Profiling The Profile
With a changing offensive climate comes an evolving sense of the ways in which organizations scout and evaluate talent.
One front office executive cautioned that it's important to view performance on a relative rather than absolute basis, especially in times of rapidly changing context like today. He said his organization's scouting scales are updated every few years, though most of the adjustments tended to be minor—until recently.
A member of the front office for a different club said that his organization has adjusted some factors when it comes to evaluating players in today's game, though his club has kept its 20-80 scouting scale intact.
"Scouts are the biggest piece of the evaluation puzzle," he said. "They're smart, and they're aware that factors such as defense, baserunning and on-base percentage can impact a players role more than ever.
"However, they still 'tool' players out the same because the impact power players have become more valuable than ever, as long as their defense doesn't kill their value. Identifying (those players) is more important than ever."
Other organizations acknowledge that the game is changing, but instead of making wholesale alterations to the scouting scale they rely more on assessments of impact potential based on players' tools.
"Regardless of the league trends, our jobs as evaluators is to base our judgments on relative comparisons and to our organization's standards," a third front office executive explained. "While we have average and home run totals defined on our scale, the grades tend to be more relative to the league and the competition and the best players at each position.

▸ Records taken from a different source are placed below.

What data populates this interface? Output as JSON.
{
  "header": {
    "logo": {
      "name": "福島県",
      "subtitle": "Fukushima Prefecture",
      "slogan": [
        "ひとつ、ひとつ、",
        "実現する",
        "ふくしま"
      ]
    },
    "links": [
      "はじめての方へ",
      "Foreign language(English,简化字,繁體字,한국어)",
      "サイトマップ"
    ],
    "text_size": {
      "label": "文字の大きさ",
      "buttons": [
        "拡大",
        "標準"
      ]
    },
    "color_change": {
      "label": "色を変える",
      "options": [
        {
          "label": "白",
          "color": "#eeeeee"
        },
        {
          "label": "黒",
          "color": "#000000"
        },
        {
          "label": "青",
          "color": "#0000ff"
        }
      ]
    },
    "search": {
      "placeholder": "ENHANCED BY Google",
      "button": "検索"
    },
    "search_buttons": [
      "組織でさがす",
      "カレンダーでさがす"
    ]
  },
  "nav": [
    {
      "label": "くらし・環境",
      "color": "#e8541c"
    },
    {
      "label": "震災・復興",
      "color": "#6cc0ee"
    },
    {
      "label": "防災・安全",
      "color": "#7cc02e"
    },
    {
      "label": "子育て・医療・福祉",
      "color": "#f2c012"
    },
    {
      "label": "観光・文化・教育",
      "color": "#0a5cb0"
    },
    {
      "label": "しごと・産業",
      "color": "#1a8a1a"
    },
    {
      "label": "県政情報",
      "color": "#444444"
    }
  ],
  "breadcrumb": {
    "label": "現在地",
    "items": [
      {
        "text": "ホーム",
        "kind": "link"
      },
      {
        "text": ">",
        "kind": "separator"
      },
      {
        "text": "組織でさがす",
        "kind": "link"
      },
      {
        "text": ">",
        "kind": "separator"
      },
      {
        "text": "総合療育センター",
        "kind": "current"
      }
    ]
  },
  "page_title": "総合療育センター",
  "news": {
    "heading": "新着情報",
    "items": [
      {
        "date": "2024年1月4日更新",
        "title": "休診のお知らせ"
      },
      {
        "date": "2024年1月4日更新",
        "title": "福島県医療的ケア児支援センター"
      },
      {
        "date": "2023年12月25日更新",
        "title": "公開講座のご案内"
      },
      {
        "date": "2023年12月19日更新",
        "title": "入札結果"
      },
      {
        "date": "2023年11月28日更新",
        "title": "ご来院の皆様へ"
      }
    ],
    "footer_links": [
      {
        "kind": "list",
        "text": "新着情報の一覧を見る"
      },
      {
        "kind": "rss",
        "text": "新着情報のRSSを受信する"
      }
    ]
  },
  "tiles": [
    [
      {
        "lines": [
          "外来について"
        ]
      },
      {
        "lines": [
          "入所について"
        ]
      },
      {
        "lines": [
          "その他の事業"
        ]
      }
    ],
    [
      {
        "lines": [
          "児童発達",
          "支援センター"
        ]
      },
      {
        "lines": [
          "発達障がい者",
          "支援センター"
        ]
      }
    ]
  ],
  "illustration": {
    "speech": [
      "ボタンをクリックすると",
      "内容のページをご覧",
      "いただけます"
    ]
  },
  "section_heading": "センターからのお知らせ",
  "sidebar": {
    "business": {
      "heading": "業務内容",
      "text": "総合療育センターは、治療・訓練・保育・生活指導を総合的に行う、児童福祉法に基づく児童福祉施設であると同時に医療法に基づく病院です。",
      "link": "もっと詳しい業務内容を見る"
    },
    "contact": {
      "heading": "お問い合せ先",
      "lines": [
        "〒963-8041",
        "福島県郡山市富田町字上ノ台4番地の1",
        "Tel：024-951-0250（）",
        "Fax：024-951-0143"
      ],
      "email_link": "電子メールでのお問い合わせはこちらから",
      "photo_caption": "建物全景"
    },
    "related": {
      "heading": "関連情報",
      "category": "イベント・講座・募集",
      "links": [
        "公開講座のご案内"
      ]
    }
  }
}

"I can't remember the last time when we were talking about a player and someone said he is a 5 bat and had 5 power (average on a 2-to-8 scouting scale) and anyone ever questioning them on what his batting average range is going to be. It's more on a big picture scale of what type of production that means to us."
The scarcity of elite offensive performers will always provide the context in which other hitters are judged.

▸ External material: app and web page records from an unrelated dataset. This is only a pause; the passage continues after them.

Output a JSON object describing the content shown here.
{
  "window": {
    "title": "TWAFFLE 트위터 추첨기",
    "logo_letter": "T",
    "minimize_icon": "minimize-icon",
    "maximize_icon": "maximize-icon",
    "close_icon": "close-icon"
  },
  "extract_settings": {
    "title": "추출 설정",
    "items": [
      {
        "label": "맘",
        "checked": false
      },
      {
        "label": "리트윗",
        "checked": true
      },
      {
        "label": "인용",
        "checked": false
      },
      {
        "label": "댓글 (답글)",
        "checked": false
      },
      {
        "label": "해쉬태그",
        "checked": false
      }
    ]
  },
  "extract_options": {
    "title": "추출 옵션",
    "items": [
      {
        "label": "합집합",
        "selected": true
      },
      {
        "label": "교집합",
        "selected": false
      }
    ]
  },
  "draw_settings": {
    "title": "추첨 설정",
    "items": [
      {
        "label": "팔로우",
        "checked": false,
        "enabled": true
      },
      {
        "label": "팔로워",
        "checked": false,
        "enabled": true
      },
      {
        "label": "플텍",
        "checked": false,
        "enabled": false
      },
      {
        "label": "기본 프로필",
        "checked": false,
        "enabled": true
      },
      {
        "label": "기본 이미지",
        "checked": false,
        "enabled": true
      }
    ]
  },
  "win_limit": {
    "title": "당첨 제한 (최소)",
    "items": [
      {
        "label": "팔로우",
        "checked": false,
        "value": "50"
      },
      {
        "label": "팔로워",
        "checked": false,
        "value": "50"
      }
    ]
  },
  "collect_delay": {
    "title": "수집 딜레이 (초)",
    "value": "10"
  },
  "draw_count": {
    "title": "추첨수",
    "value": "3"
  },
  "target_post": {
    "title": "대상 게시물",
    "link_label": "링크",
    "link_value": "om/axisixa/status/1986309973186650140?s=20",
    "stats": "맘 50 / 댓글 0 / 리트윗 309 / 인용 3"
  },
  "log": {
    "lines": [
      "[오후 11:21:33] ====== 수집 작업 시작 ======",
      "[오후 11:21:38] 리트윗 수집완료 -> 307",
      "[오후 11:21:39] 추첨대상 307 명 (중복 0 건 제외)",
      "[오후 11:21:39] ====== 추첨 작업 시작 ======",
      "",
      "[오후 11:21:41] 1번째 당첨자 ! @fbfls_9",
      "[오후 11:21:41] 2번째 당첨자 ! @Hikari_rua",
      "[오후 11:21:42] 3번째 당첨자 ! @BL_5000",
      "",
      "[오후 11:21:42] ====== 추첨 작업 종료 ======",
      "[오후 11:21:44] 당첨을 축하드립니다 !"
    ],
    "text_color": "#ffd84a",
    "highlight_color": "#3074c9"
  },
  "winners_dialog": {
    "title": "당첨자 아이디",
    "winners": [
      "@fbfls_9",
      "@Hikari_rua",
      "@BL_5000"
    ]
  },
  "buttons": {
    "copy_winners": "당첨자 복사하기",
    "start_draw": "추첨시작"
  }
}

"I think you try to search for the best offensive players available," a fourth front office executive said. "If there is more offense, then the players available will have more offense. If offense is down, then we try to find the best offensive players available.
"Put another way: Elite players are rarely available, so whatever the offensive threshold may be during that time period, you are getting roughly the same player in terms of comparability to league-wide offense."